Reactors that lie under your shirt only work well when they're thin. Like many first attempts, I knew mine would probably be thick and clunky. This one actually ended up glued to a shirt through a hole in the front. For the next model, I am going to make it thinner, use professionally machined/cut materials, and an internal power supply.
1. When plans to have plexiglass cut via laser fell through, I went up to Jo-Ann's and bought this thin, easy-to-cut plastic.
2. Miscellaneous drain/sink parts (Lowes), key rings (Lowes), a plastic puck (for moving heavy furniture - Lowes), and copper craft wire (Michael's). The metal strainer in the top-right of the photo wound up not being used.
3. Battery-powered LED lights (Amazon).
4. Thin foam with adhesive back (Michael's).
5. Elastic strap, XS buckle, clasps (Jo-Ann's).
6. I cut circles and rings from the plastic to fit into the sink ring. The plastic was semi-transparent, so it helped to diffuse the light.
7. Stacked rings + foam + wire. It's not perfect, but it's quick-n-dirty. Cutting perfect rings from plastic, even with razors and guides, is not easy!
8-9. I tried to make a vent with plastic, but I failed spectacularly. I then made it out of the foam. In all, the reactor is coming together. I glued coffee filters underneath all of the plastic cutouts to further diffuse the light.
11. ...and turned on. I'm finally done. I ended up covering the lights trailing outside of the reactor with black foam. In all, it's good enough for a night of trick-or-treating.

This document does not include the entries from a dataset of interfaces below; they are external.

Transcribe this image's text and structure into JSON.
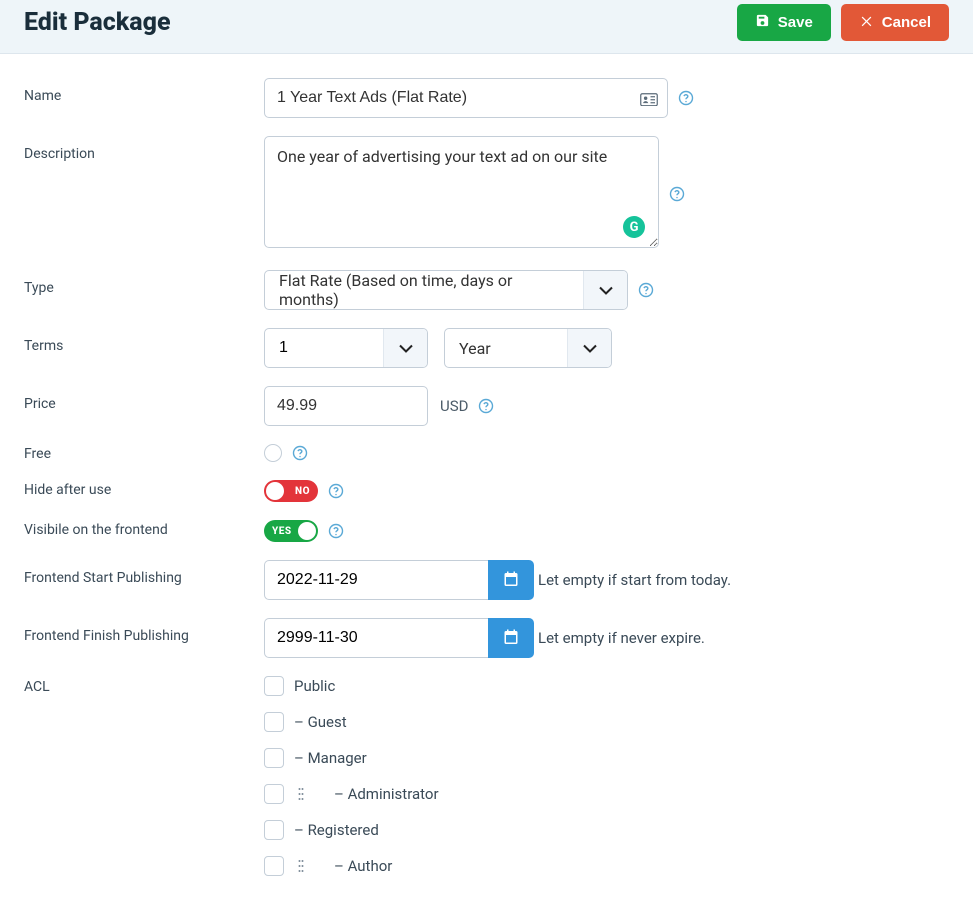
{
  "header": {
    "title": "Edit Package",
    "save": "Save",
    "cancel": "Cancel"
  },
  "labels": {
    "name": "Name",
    "description": "Description",
    "type": "Type",
    "terms": "Terms",
    "price": "Price",
    "free": "Free",
    "hideAfterUse": "Hide after use",
    "visibleFrontend": "Visibile on the frontend",
    "frontendStart": "Frontend Start Publishing",
    "frontendFinish": "Frontend Finish Publishing",
    "acl": "ACL"
  },
  "form": {
    "name": "1 Year Text Ads (Flat Rate)",
    "description": "One year of advertising your text ad on our site",
    "type": "Flat Rate (Based on time, days or months)",
    "termsQty": "1",
    "termsUnit": "Year",
    "price": "49.99",
    "currency": "USD",
    "hideAfterUse": false,
    "visibleFrontend": true,
    "toggleNo": "NO",
    "toggleYes": "YES",
    "frontendStart": "2022-11-29",
    "frontendFinish": "2999-11-30",
    "hintStart": "Let empty if start from today.",
    "hintFinish": "Let empty if never expire."
  },
  "acl": [
    {
      "label": "Public",
      "indent": 0,
      "drag": false
    },
    {
      "label": "– Guest",
      "indent": 0,
      "drag": false
    },
    {
      "label": "– Manager",
      "indent": 0,
      "drag": false
    },
    {
      "label": "– Administrator",
      "indent": 1,
      "drag": true
    },
    {
      "label": "– Registered",
      "indent": 0,
      "drag": false
    },
    {
      "label": "– Author",
      "indent": 1,
      "drag": true
    }
  ]
}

The next one will be a lot better (especially since I plan to cheat and have the glass rings and vent cut by laser)!